While total dietary fiber provides a reasonable approximation of fiber in equine diets, it is used more commonly in human nutrition. [1]

Total dietary fiber represents the combined content of various fibers, including: [1]

  • Cellulose
  • Hemicellulose
  • Lignin
  • Pectin
  • Other soluble fibers such as gums and mucilages


Cellulose is a polysaccharide made up of long chains of glucose that are held together with beta-1,4 linkages. [2] Cellulose makes up a large percent of plant mass, with cool season grass pasture containing around 50 – 60% cellulose on a dry matter basis. [3]

Cellulose is an insoluble fiber, which means it doesn’t dissolve in water and isn’t directly digestible by the horse. Instead, cellulose adds bulk to the digestive contents, aiding in the movement of food through the digestive tract.

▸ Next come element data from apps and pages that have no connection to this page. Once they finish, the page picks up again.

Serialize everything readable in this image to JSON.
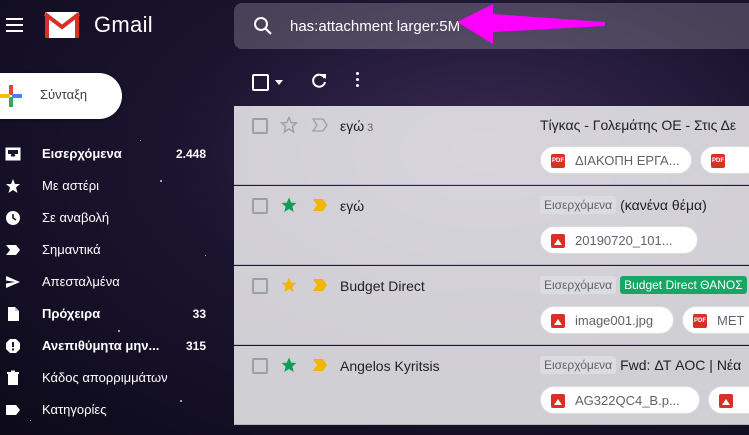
{
  "app": {
    "brand": "Gmail"
  },
  "search": {
    "value": "has:attachment larger:5M"
  },
  "compose": {
    "label": "Σύνταξη"
  },
  "nav": [
    {
      "label": "Εισερχόμενα",
      "count": "2.448",
      "bold": true,
      "icon": "inbox-icon"
    },
    {
      "label": "Με αστέρι",
      "count": "",
      "bold": false,
      "icon": "star-icon"
    },
    {
      "label": "Σε αναβολή",
      "count": "",
      "bold": false,
      "icon": "clock-icon"
    },
    {
      "label": "Σημαντικά",
      "count": "",
      "bold": false,
      "icon": "important-icon"
    },
    {
      "label": "Απεσταλμένα",
      "count": "",
      "bold": false,
      "icon": "send-icon"
    },
    {
      "label": "Πρόχειρα",
      "count": "33",
      "bold": true,
      "icon": "draft-icon"
    },
    {
      "label": "Ανεπιθύμητα μην...",
      "count": "315",
      "bold": true,
      "icon": "spam-icon"
    },
    {
      "label": "Κάδος απορριμμάτων",
      "count": "",
      "bold": false,
      "icon": "trash-icon"
    },
    {
      "label": "Κατηγορίες",
      "count": "",
      "bold": false,
      "icon": "label-icon"
    }
  ],
  "emails": [
    {
      "sender": "εγώ",
      "thread_count": "3",
      "starred": false,
      "important": false,
      "tags": [],
      "subject": "Τίγκας - Γολεμάτης ΟΕ - Στις Δε",
      "attachments": [
        {
          "name": "ΔΙΑΚΟΠΗ ΕΡΓΑ...",
          "type": "pdf"
        },
        {
          "name": "",
          "type": "pdf"
        }
      ]
    },
    {
      "sender": "εγώ",
      "thread_count": "",
      "starred": true,
      "important": true,
      "tags": [
        {
          "text": "Εισερχόμενα",
          "color": "#dadce0"
        }
      ],
      "subject": "(κανένα θέμα)",
      "attachments": [
        {
          "name": "20190720_101...",
          "type": "image"
        }
      ]
    },
    {
      "sender": "Budget Direct",
      "thread_count": "",
      "starred": true,
      "important": true,
      "tags": [
        {
          "text": "Εισερχόμενα",
          "color": "#dadce0"
        },
        {
          "text": "Budget Direct ΘΑΝΟΣ",
          "color": "#16a765"
        }
      ],
      "subject": "",
      "attachments": [
        {
          "name": "image001.jpg",
          "type": "image"
        },
        {
          "name": "ΜΕΤ",
          "type": "pdf"
        }
      ]
    },
    {
      "sender": "Angelos Kyritsis",
      "thread_count": "",
      "starred": true,
      "important": true,
      "tags": [
        {
          "text": "Εισερχόμενα",
          "color": "#dadce0"
        }
      ],
      "subject": "Fwd: ΔΤ AOC | Νέα",
      "attachments": [
        {
          "name": "AG322QC4_B.p...",
          "type": "image"
        },
        {
          "name": "",
          "type": "image"
        }
      ]
    }
  ],
  "colors": {
    "star_yellow": "#f4b400",
    "star_green": "#0f9d58",
    "important_yellow": "#f4b400",
    "gmail_red": "#d93025",
    "annotation_arrow": "#ff00ff"
  }
}
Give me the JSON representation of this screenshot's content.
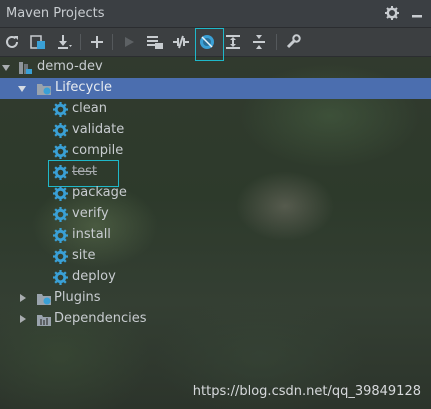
{
  "window": {
    "title": "Maven Projects"
  },
  "titlebar_icons": [
    "gear-icon",
    "minimize-icon"
  ],
  "toolbar": {
    "buttons": [
      "reimport-icon",
      "generate-sources-icon",
      "download-icon",
      "add-icon",
      "run-icon",
      "execute-goal-icon",
      "toggle-offline-icon",
      "skip-tests-icon",
      "show-dependencies-icon",
      "collapse-all-icon",
      "settings-wrench-icon"
    ],
    "active_button": "skip-tests-icon"
  },
  "tree": {
    "project": "demo-dev",
    "lifecycle_label": "Lifecycle",
    "goals": [
      "clean",
      "validate",
      "compile",
      "test",
      "package",
      "verify",
      "install",
      "site",
      "deploy"
    ],
    "skipped_goal": "test",
    "plugins_label": "Plugins",
    "dependencies_label": "Dependencies"
  },
  "watermark": "https://blog.csdn.net/qq_39849128",
  "colors": {
    "selection": "#4b6eaf",
    "highlight_box": "#1fb8c9",
    "gear": "#3aa0d6"
  }
}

Hemicellulose is a polysaccharide with mixed alpha and beta linkages. Hemicellulose may consist of various simple sugar units, including glucose, xylose, mannose and arabinose. [2]

Like cellulose, hemicellulose makes up a large proportion of plants, with cool season grass pasture containing approximately 30 – 50% hemicellulose on a dry matter basis. [3] Hemicellulose is also an insoluble fiber.


Lignin is a portion of the plant cell wall that has a phenolic (ring-like) structure that inhibits the digestion of polysaccharides. This makes it indigestible for both horses and microbes. [2]

Lignin can bind to cellulose and hemicellulose, forming lignocellulose, which is less digestible by microbes compared to cellulose and hemicellulose. [2][4]

Lignin is less abundant in plants than cellulose and hemicellulose, with cool-season grass pasture containing roughly five percent lignin on a dry matter basis. [3]


Pectins are structural carbohydrates that help to bind plant cells together. They are made of simple sugar units including galacturonic acid, arabinose, and galactose. [2] Pectins are soluble fibers and are therefore quickly fermented in the hindgut. [2]

Pectins are less abundant in plants compared to cellulose and hemicellulose, with pasture typically containing about 2 – 4% pectin.